A Brief History of Factionalism and New Party Formation and Decline in South Africa: The Case of Cope

There is little analytical literature on the theory and empirical analysis of
party factionalism that leads to splits and the formation of new political
entities. The existing theoretical literature identifies factors and processes
that are split-enabling. When coupled to the dynamics of organisational
change, these conceptual tools provide a unique framework for analysing
party-political dynamics in South Africa from an historically comparative
perspective. This analysis identifies key trends in party splits in both ‘white’
and ‘black’ politics, which serves to illuminate more recent developments
with regard to the realignment of opposition politics in South Africa. A
conceptual framework combining organisational theory with the literature
on party factionalism and party splits has facilitated our case-study focus
on the formation, electoral performance and decline of the Congress of the
People (Cope) as an opposition party in South Africa. We argue that Cope
emerged from factional disputes within the ANC and has subsequently

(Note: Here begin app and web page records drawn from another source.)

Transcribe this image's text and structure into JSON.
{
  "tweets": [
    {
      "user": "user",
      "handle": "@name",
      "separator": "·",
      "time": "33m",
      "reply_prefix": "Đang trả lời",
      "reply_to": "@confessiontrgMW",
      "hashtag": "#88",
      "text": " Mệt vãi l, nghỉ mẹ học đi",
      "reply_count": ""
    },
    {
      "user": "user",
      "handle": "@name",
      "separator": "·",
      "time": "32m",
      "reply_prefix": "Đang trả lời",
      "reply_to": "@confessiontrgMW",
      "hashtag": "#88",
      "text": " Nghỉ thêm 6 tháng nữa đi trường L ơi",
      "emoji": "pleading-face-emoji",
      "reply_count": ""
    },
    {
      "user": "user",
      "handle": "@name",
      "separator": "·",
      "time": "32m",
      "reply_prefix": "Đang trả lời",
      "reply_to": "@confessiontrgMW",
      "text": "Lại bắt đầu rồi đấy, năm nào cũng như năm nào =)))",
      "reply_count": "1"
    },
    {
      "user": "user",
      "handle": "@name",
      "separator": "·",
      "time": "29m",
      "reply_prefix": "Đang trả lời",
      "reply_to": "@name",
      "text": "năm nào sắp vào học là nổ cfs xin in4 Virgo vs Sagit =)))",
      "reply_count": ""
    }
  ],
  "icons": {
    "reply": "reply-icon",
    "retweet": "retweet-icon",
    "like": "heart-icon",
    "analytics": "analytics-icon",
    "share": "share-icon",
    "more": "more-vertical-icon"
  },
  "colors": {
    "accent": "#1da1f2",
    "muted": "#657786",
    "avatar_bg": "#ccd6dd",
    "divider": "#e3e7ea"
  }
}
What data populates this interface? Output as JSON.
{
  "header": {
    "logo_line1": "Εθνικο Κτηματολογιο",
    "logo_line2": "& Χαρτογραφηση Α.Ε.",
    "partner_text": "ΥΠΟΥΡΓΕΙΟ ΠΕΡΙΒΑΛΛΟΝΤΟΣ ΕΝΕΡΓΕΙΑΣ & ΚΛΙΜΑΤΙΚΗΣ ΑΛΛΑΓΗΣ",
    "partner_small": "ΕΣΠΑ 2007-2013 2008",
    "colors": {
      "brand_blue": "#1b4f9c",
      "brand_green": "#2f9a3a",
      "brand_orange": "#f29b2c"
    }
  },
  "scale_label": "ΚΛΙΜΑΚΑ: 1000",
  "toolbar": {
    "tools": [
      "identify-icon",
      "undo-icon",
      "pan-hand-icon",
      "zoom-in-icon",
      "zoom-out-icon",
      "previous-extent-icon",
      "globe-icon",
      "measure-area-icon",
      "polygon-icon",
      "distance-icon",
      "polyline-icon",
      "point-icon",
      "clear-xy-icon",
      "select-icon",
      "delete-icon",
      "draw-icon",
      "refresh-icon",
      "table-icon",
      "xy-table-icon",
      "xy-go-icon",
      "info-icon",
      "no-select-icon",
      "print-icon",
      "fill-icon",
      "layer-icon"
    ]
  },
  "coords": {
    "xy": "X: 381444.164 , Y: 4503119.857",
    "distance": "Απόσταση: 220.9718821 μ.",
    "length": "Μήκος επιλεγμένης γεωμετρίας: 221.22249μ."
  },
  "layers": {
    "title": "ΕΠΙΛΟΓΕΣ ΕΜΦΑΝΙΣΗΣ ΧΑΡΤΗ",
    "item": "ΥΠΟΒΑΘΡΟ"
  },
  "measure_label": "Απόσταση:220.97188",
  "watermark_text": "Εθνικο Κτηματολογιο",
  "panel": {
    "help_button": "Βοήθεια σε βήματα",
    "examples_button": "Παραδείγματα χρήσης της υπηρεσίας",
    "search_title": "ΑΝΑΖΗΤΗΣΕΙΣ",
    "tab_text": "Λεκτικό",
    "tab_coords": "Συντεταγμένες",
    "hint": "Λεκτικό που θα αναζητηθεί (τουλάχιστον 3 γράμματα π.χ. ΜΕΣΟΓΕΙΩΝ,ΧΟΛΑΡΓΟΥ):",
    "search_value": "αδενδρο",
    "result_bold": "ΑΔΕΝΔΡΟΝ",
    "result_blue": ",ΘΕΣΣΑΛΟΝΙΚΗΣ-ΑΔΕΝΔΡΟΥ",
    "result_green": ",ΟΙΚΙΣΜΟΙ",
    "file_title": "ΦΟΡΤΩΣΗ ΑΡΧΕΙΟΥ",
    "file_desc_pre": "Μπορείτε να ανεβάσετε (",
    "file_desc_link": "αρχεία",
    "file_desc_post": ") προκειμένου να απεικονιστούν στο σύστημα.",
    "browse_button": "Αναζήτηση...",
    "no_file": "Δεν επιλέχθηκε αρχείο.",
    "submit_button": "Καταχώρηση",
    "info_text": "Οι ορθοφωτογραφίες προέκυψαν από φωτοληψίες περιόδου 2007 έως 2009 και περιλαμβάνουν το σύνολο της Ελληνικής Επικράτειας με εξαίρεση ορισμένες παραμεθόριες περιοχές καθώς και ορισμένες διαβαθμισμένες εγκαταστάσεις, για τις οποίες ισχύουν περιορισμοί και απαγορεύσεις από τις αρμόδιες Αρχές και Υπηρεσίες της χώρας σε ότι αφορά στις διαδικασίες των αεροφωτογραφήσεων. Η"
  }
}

largely been shaped by the dynamics of its split and formation from the ANC,
despite its attempt to break ties with the parent party. Existing analyses of
Cope examine its performance in terms of policy, electoral and oppositional
performance, while the approach this article adopts is to argue that the
process of Cope’s formation significantly shaped the conditions of its future
internal dynamics and political performance.

File Type: pdf
Categories: Journal of African Elections
Tags: 2007 Polokwane Conference, ANC, Congress of the People (COPE), Jacob Zuma, Lekota, Shilowa, Thabo Mbeki
journal of african elections vol14 number 1 transparent democratic governance in africa